### Work instruction
Give the records again in full, exactly as they appear, but without the pictures.

### Input data
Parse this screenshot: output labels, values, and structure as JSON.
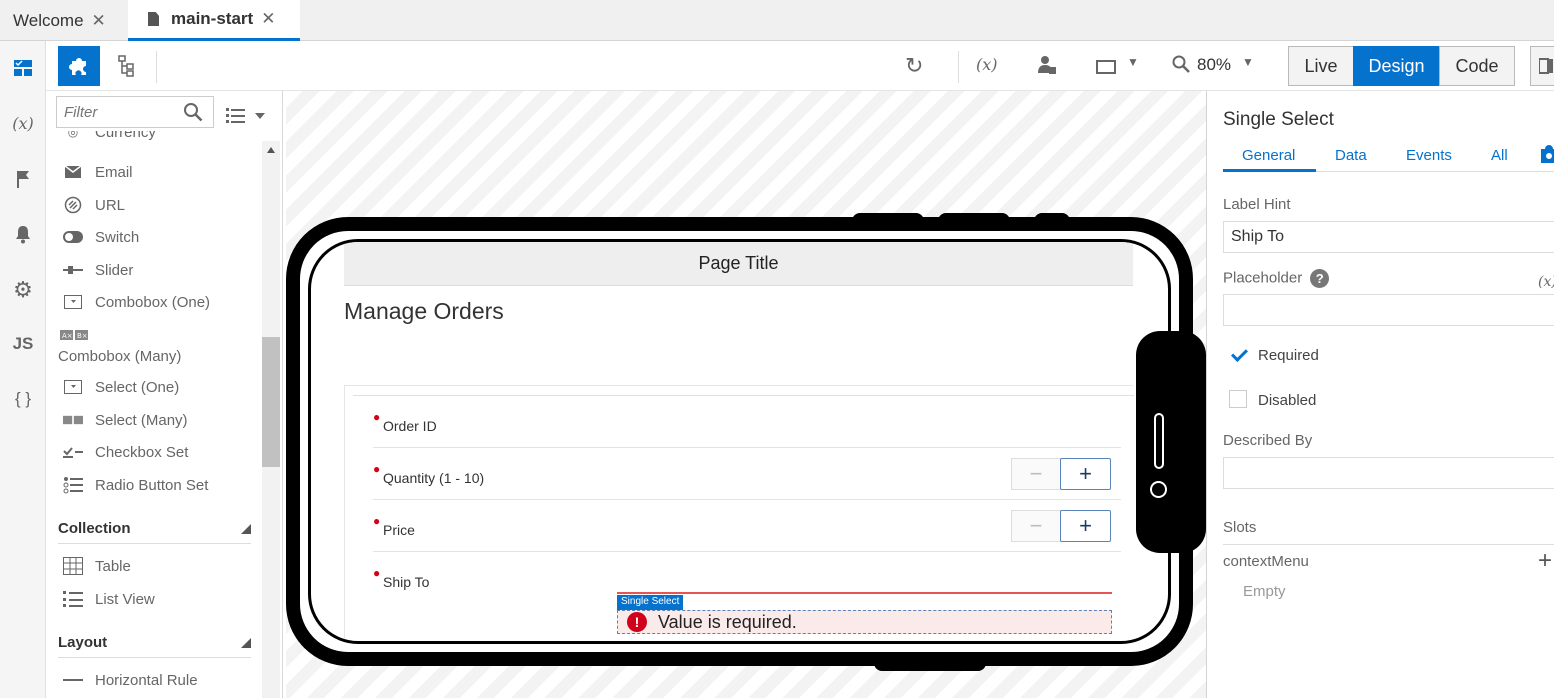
{
  "tabs": [
    {
      "label": "Welcome",
      "active": false
    },
    {
      "label": "main-start",
      "active": true
    }
  ],
  "rail": {
    "icons": [
      "components-icon",
      "variables-icon",
      "flag-icon",
      "bell-icon",
      "gear-icon",
      "js-icon",
      "json-icon"
    ],
    "variables_glyph": "(x)",
    "js_glyph": "JS",
    "json_glyph": "{ }"
  },
  "toolbar": {
    "zoom": "80%",
    "modes": [
      "Live",
      "Design",
      "Code"
    ],
    "active_mode": "Design"
  },
  "palette": {
    "filter_placeholder": "Filter",
    "cut_item": "Currency",
    "items": [
      "Email",
      "URL",
      "Switch",
      "Slider",
      "Combobox (One)"
    ],
    "combobox_many": "Combobox (Many)",
    "items2": [
      "Select (One)",
      "Select (Many)",
      "Checkbox Set",
      "Radio Button Set"
    ],
    "collection_header": "Collection",
    "collection_items": [
      "Table",
      "List View"
    ],
    "layout_header": "Layout",
    "layout_items": [
      "Horizontal Rule"
    ]
  },
  "phone": {
    "page_title": "Page Title",
    "heading": "Manage Orders",
    "fields": [
      {
        "label": "Order ID",
        "required": true,
        "stepper": false
      },
      {
        "label": "Quantity (1 - 10)",
        "required": true,
        "stepper": true
      },
      {
        "label": "Price",
        "required": true,
        "stepper": true
      },
      {
        "label": "Ship To",
        "required": true,
        "stepper": false
      }
    ],
    "minus": "−",
    "plus": "+",
    "select_tag": "Single Select",
    "error_icon": "!",
    "error_text": "Value is required."
  },
  "properties": {
    "title": "Single Select",
    "tabs": [
      "General",
      "Data",
      "Events",
      "All"
    ],
    "active_tab": "General",
    "label_hint_label": "Label Hint",
    "label_hint_value": "Ship To",
    "placeholder_label": "Placeholder",
    "placeholder_value": "",
    "help_glyph": "?",
    "expression_glyph": "(x)",
    "required_label": "Required",
    "required_checked": true,
    "disabled_label": "Disabled",
    "disabled_checked": false,
    "described_by_label": "Described By",
    "described_by_value": "",
    "slots_label": "Slots",
    "slot_name": "contextMenu",
    "slot_empty": "Empty",
    "add_glyph": "+"
  },
  "colors": {
    "accent": "#0572ce",
    "error": "#d0021b",
    "required_dot": "#d0021b"
  }
}
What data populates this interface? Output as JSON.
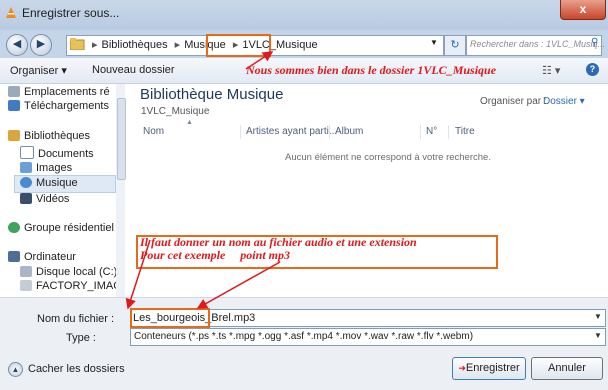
{
  "window": {
    "title": "Enregistrer sous...",
    "close_glyph": "x"
  },
  "address": {
    "crumbs": [
      "Bibliothèques",
      "Musique",
      "1VLC_Musique"
    ],
    "search_placeholder": "Rechercher dans : 1VLC_Musiq..."
  },
  "toolbar": {
    "organize": "Organiser ▾",
    "new_folder": "Nouveau dossier",
    "view_glyph": "☷ ▾",
    "help_glyph": "?"
  },
  "annotations": {
    "top": "Nous sommes bien dans le dossier 1VLC_Musique",
    "bottom_line1": "Il faut donner un nom au fichier audio et une extension",
    "bottom_line2": "Pour cet exemple     point mp3"
  },
  "sidebar": {
    "items": [
      {
        "label": "Emplacements ré",
        "icon": "recent-places-icon"
      },
      {
        "label": "Téléchargements",
        "icon": "downloads-icon"
      },
      {
        "label": "Bibliothèques",
        "icon": "libraries-icon"
      },
      {
        "label": "Documents",
        "icon": "documents-icon"
      },
      {
        "label": "Images",
        "icon": "images-icon"
      },
      {
        "label": "Musique",
        "icon": "music-icon",
        "selected": true
      },
      {
        "label": "Vidéos",
        "icon": "videos-icon"
      },
      {
        "label": "Groupe résidentiel",
        "icon": "homegroup-icon"
      },
      {
        "label": "Ordinateur",
        "icon": "computer-icon"
      },
      {
        "label": "Disque local (C:)",
        "icon": "local-disk-icon"
      },
      {
        "label": "FACTORY_IMAGI",
        "icon": "drive-icon"
      }
    ]
  },
  "library": {
    "title": "Bibliothèque Musique",
    "subtitle": "1VLC_Musique",
    "arrange_label": "Organiser par :",
    "arrange_value": "Dossier ▾",
    "columns": [
      "Nom",
      "Artistes ayant parti...",
      "Album",
      "N°",
      "Titre"
    ],
    "empty_message": "Aucun élément ne correspond à votre recherche."
  },
  "form": {
    "filename_label": "Nom du fichier :",
    "filename_value": "Les_bourgeois_Brel.mp3",
    "type_label": "Type :",
    "type_value": "Conteneurs (*.ps *.ts *.mpg *.ogg *.asf *.mp4 *.mov *.wav *.raw *.flv *.webm)"
  },
  "footer": {
    "hide_folders": "Cacher les dossiers",
    "save": "Enregistrer",
    "cancel": "Annuler"
  },
  "colors": {
    "annotation": "#e0191b",
    "highlight_box": "#e36b1a",
    "accent": "#1e395b"
  }
}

### Response below
Parse this screenshot: output labels, values, and structure as JSON.
{
  "tabs": [
    {
      "label": "Welcome",
      "active": false
    },
    {
      "label": "main-start",
      "active": true
    }
  ],
  "rail": {
    "icons": [
      "components-icon",
      "variables-icon",
      "flag-icon",
      "bell-icon",
      "gear-icon",
      "js-icon",
      "json-icon"
    ],
    "variables_glyph": "(x)",
    "js_glyph": "JS",
    "json_glyph": "{ }"
  },
  "toolbar": {
    "zoom": "80%",
    "modes": [
      "Live",
      "Design",
      "Code"
    ],
    "active_mode": "Design"
  },
  "palette": {
    "filter_placeholder": "Filter",
    "cut_item": "Currency",
    "items": [
      "Email",
      "URL",
      "Switch",
      "Slider",
      "Combobox (One)"
    ],
    "combobox_many": "Combobox (Many)",
    "items2": [
      "Select (One)",
      "Select (Many)",
      "Checkbox Set",
      "Radio Button Set"
    ],
    "collection_header": "Collection",
    "collection_items": [
      "Table",
      "List View"
    ],
    "layout_header": "Layout",
    "layout_items": [
      "Horizontal Rule"
    ]
  },
  "phone": {
    "page_title": "Page Title",
    "heading": "Manage Orders",
    "fields": [
      {
        "label": "Order ID",
        "required": true,
        "stepper": false
      },
      {
        "label": "Quantity (1 - 10)",
        "required": true,
        "stepper": true
      },
      {
        "label": "Price",
        "required": true,
        "stepper": true
      },
      {
        "label": "Ship To",
        "required": true,
        "stepper": false
      }
    ],
    "minus": "−",
    "plus": "+",
    "select_tag": "Single Select",
    "error_icon": "!",
    "error_text": "Value is required."
  },
  "properties": {
    "title": "Single Select",
    "tabs": [
      "General",
      "Data",
      "Events",
      "All"
    ],
    "active_tab": "General",
    "label_hint_label": "Label Hint",
    "label_hint_value": "Ship To",
    "placeholder_label": "Placeholder",
    "placeholder_value": "",
    "help_glyph": "?",
    "expression_glyph": "(x)",
    "required_label": "Required",
    "required_checked": true,
    "disabled_label": "Disabled",
    "disabled_checked": false,
    "described_by_label": "Described By",
    "described_by_value": "",
    "slots_label": "Slots",
    "slot_name": "contextMenu",
    "slot_empty": "Empty",
    "add_glyph": "+"
  },
  "colors": {
    "accent": "#0572ce",
    "error": "#d0021b",
    "required_dot": "#d0021b"
  }
}
What data populates this interface? Output as JSON.
{
  "window": {
    "title": "Enregistrer sous...",
    "close_glyph": "x"
  },
  "address": {
    "crumbs": [
      "Bibliothèques",
      "Musique",
      "1VLC_Musique"
    ],
    "search_placeholder": "Rechercher dans : 1VLC_Musiq..."
  },
  "toolbar": {
    "organize": "Organiser ▾",
    "new_folder": "Nouveau dossier",
    "view_glyph": "☷ ▾",
    "help_glyph": "?"
  },
  "annotations": {
    "top": "Nous sommes bien dans le dossier 1VLC_Musique",
    "bottom_line1": "Il faut donner un nom au fichier audio et une extension",
    "bottom_line2": "Pour cet exemple     point mp3"
  },
  "sidebar": {
    "items": [
      {
        "label": "Emplacements ré",
        "icon": "recent-places-icon"
      },
      {
        "label": "Téléchargements",
        "icon": "downloads-icon"
      },
      {
        "label": "Bibliothèques",
        "icon": "libraries-icon"
      },
      {
        "label": "Documents",
        "icon": "documents-icon"
      },
      {
        "label": "Images",
        "icon": "images-icon"
      },
      {
        "label": "Musique",
        "icon": "music-icon",
        "selected": true
      },
      {
        "label": "Vidéos",
        "icon": "videos-icon"
      },
      {
        "label": "Groupe résidentiel",
        "icon": "homegroup-icon"
      },
      {
        "label": "Ordinateur",
        "icon": "computer-icon"
      },
      {
        "label": "Disque local (C:)",
        "icon": "local-disk-icon"
      },
      {
        "label": "FACTORY_IMAGI",
        "icon": "drive-icon"
      }
    ]
  },
  "library": {
    "title": "Bibliothèque Musique",
    "subtitle": "1VLC_Musique",
    "arrange_label": "Organiser par :",
    "arrange_value": "Dossier ▾",
    "columns": [
      "Nom",
      "Artistes ayant parti...",
      "Album",
      "N°",
      "Titre"
    ],
    "empty_message": "Aucun élément ne correspond à votre recherche."
  },
  "form": {
    "filename_label": "Nom du fichier :",
    "filename_value": "Les_bourgeois_Brel.mp3",
    "type_label": "Type :",
    "type_value": "Conteneurs (*.ps *.ts *.mpg *.ogg *.asf *.mp4 *.mov *.wav *.raw *.flv *.webm)"
  },
  "footer": {
    "hide_folders": "Cacher les dossiers",
    "save": "Enregistrer",
    "cancel": "Annuler"
  },
  "colors": {
    "annotation": "#e0191b",
    "highlight_box": "#e36b1a",
    "accent": "#1e395b"
  }
}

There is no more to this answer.